(App and web page records)

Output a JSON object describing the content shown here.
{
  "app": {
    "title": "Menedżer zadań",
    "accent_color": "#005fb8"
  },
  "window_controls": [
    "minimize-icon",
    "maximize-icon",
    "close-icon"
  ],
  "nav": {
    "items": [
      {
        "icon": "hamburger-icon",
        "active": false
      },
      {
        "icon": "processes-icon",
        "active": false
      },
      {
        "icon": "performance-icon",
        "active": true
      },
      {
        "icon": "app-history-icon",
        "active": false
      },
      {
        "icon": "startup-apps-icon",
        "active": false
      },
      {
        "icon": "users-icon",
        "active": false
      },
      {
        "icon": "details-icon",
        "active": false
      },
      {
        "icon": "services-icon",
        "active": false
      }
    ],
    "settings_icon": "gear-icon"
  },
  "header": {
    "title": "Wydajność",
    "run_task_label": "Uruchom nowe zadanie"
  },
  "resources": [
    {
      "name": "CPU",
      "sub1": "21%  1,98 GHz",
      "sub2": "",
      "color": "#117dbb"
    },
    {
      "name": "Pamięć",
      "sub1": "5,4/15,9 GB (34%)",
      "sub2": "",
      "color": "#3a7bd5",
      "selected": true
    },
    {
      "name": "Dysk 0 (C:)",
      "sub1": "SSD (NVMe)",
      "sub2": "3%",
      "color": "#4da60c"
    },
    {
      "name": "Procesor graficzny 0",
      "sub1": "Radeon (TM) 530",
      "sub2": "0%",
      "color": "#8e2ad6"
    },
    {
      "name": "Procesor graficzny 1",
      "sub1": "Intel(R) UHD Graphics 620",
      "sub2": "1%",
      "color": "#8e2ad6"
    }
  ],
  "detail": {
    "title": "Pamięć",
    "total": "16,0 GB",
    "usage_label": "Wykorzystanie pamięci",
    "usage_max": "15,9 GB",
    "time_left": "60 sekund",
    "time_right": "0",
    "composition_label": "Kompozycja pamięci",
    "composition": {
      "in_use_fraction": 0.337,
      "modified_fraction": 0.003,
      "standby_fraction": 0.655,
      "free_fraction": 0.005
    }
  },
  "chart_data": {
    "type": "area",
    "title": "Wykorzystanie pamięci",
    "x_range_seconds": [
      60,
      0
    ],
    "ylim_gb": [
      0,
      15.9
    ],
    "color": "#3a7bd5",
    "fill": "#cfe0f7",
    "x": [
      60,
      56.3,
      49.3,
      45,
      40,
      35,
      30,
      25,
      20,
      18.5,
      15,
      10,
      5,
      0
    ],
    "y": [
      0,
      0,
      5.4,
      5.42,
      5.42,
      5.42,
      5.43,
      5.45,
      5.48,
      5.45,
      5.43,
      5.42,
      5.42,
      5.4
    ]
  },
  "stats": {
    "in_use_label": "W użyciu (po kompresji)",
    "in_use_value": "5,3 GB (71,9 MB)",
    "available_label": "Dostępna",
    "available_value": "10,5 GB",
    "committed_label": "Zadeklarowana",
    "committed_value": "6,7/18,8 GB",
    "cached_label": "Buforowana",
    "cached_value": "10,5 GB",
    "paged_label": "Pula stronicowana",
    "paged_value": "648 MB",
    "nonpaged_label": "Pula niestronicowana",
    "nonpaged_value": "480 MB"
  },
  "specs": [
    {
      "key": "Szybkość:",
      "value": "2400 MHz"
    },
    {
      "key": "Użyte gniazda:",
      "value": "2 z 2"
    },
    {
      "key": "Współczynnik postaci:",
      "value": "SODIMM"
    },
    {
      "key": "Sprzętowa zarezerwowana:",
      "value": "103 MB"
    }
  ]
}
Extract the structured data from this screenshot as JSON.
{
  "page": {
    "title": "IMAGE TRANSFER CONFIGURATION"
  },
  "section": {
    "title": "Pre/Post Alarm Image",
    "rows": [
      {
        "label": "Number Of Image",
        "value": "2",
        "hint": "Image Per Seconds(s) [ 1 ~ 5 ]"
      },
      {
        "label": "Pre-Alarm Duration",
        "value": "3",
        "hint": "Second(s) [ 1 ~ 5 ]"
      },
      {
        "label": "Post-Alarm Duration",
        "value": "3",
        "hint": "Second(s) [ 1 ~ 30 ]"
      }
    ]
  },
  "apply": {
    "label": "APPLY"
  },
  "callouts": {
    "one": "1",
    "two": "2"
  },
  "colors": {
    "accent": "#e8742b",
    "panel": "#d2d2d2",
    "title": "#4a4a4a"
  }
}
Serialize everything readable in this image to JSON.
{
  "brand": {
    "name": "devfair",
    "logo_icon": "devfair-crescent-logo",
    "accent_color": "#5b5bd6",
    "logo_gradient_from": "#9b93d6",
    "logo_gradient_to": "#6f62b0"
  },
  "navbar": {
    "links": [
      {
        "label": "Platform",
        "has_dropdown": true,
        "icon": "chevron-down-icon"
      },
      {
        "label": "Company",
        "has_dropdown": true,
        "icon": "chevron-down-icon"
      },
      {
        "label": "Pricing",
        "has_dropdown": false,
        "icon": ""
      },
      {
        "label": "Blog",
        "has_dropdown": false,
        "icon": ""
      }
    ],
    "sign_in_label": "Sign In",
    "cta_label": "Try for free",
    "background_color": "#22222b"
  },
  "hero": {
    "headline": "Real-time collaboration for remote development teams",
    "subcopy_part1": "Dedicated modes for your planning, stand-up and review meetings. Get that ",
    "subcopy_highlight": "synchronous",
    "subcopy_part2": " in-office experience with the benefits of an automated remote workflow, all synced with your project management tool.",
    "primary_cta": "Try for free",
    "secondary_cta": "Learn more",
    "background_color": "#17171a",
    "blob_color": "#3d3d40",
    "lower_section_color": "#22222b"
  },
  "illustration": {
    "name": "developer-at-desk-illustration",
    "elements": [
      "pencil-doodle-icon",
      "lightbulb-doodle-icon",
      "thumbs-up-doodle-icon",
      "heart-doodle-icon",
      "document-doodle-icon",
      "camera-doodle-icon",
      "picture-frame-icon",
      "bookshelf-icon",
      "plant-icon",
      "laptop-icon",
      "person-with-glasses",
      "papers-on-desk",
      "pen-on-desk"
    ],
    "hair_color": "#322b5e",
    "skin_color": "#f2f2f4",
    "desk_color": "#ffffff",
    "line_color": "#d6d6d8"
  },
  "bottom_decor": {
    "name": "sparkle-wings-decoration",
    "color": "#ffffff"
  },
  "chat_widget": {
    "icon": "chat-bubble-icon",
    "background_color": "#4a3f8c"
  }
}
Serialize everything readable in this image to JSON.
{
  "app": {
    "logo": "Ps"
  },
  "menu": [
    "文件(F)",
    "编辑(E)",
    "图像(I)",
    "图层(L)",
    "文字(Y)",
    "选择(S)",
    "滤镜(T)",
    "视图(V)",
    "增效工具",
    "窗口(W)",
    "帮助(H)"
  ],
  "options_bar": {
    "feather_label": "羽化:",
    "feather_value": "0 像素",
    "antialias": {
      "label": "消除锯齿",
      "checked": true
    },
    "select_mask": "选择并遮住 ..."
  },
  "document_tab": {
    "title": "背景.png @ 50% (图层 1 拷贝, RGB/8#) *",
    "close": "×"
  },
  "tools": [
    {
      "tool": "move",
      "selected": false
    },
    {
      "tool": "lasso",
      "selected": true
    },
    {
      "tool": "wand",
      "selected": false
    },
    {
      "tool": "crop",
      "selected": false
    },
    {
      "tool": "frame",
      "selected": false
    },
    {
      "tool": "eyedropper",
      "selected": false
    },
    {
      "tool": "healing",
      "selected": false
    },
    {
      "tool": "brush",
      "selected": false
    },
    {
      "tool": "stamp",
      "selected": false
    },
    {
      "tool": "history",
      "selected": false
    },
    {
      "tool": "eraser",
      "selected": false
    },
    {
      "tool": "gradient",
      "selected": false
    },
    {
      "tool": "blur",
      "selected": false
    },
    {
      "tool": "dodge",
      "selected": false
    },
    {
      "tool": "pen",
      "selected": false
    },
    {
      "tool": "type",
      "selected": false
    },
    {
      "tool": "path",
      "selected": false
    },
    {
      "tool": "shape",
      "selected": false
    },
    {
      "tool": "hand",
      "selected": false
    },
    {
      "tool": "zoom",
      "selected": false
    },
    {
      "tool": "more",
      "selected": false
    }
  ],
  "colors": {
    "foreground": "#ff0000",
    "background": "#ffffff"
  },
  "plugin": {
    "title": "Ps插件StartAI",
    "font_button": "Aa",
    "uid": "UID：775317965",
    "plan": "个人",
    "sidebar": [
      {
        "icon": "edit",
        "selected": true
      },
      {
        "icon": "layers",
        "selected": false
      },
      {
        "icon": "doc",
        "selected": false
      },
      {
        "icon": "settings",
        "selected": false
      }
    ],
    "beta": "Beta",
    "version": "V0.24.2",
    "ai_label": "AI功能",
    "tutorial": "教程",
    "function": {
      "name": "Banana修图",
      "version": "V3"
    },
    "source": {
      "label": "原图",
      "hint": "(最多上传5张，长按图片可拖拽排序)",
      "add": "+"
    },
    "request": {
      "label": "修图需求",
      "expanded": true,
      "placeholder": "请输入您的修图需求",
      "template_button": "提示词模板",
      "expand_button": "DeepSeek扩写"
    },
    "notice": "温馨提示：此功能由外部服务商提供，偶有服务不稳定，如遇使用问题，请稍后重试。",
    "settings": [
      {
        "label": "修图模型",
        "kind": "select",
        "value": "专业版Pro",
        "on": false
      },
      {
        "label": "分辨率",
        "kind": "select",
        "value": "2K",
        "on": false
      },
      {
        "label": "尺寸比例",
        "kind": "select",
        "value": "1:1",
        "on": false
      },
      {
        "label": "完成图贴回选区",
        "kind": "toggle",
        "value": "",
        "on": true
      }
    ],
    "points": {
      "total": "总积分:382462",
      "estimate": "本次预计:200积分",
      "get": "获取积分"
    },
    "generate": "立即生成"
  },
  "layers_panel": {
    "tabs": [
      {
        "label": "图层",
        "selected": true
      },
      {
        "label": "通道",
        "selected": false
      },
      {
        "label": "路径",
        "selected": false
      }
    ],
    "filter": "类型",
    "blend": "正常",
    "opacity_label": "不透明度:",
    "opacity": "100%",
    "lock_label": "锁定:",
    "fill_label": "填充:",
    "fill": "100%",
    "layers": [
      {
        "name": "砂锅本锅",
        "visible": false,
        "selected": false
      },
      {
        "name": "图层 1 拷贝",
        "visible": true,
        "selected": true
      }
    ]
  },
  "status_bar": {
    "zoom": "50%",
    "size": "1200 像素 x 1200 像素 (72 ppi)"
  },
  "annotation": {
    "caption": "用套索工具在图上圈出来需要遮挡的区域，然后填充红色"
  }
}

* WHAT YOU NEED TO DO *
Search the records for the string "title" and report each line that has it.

* COMPLETED EXERCISE *
    "title": "Menedżer zadań",
    "title": "Wydajność",
    "title": "Pamięć",
    "title": "Wykorzystanie pamięci",
    "title": "IMAGE TRANSFER CONFIGURATION"
    "title": "Pre/Post Alarm Image",
    "title": "#4a4a4a"
    "title": "背景.png @ 50% (图层 1 拷贝, RGB/8#) *",
    "title": "Ps插件StartAI",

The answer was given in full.